[Element data from apps and pages]
=== Begin Enclosure ===

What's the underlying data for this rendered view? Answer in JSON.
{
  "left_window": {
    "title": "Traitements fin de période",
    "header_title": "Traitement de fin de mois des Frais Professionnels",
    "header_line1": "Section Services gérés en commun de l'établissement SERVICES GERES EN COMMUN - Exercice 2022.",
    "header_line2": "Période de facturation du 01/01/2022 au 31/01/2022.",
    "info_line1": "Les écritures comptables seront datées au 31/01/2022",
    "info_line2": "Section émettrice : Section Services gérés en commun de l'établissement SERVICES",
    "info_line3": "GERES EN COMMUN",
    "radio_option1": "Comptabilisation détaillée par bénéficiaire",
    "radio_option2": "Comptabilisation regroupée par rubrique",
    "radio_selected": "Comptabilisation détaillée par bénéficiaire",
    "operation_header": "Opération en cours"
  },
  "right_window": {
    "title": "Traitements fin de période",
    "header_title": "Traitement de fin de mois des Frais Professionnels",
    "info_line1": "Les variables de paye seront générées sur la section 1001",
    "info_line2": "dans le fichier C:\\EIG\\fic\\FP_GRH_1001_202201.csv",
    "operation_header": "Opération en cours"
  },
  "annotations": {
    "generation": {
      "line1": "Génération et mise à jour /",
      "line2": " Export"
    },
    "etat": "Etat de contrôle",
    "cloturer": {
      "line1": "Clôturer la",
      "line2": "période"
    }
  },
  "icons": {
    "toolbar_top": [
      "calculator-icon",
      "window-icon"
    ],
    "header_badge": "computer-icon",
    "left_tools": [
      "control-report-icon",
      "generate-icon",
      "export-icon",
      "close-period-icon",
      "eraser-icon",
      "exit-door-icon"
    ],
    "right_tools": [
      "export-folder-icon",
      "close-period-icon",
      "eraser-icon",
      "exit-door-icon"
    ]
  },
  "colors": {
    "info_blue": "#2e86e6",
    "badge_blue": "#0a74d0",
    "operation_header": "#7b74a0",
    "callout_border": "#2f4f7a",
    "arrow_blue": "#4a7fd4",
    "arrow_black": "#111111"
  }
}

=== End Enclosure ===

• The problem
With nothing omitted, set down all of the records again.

• Answer to this exercise
What's the underlying data for this rendered view? Answer in JSON.
{
  "left_window": {
    "title": "Traitements fin de période",
    "header_title": "Traitement de fin de mois des Frais Professionnels",
    "header_line1": "Section Services gérés en commun de l'établissement SERVICES GERES EN COMMUN - Exercice 2022.",
    "header_line2": "Période de facturation du 01/01/2022 au 31/01/2022.",
    "info_line1": "Les écritures comptables seront datées au 31/01/2022",
    "info_line2": "Section émettrice : Section Services gérés en commun de l'établissement SERVICES",
    "info_line3": "GERES EN COMMUN",
    "radio_option1": "Comptabilisation détaillée par bénéficiaire",
    "radio_option2": "Comptabilisation regroupée par rubrique",
    "radio_selected": "Comptabilisation détaillée par bénéficiaire",
    "operation_header": "Opération en cours"
  },
  "right_window": {
    "title": "Traitements fin de période",
    "header_title": "Traitement de fin de mois des Frais Professionnels",
    "info_line1": "Les variables de paye seront générées sur la section 1001",
    "info_line2": "dans le fichier C:\\EIG\\fic\\FP_GRH_1001_202201.csv",
    "operation_header": "Opération en cours"
  },
  "annotations": {
    "generation": {
      "line1": "Génération et mise à jour /",
      "line2": " Export"
    },
    "etat": "Etat de contrôle",
    "cloturer": {
      "line1": "Clôturer la",
      "line2": "période"
    }
  },
  "icons": {
    "toolbar_top": [
      "calculator-icon",
      "window-icon"
    ],
    "header_badge": "computer-icon",
    "left_tools": [
      "control-report-icon",
      "generate-icon",
      "export-icon",
      "close-period-icon",
      "eraser-icon",
      "exit-door-icon"
    ],
    "right_tools": [
      "export-folder-icon",
      "close-period-icon",
      "eraser-icon",
      "exit-door-icon"
    ]
  },
  "colors": {
    "info_blue": "#2e86e6",
    "badge_blue": "#0a74d0",
    "operation_header": "#7b74a0",
    "callout_border": "#2f4f7a",
    "arrow_blue": "#4a7fd4",
    "arrow_black": "#111111"
  }
}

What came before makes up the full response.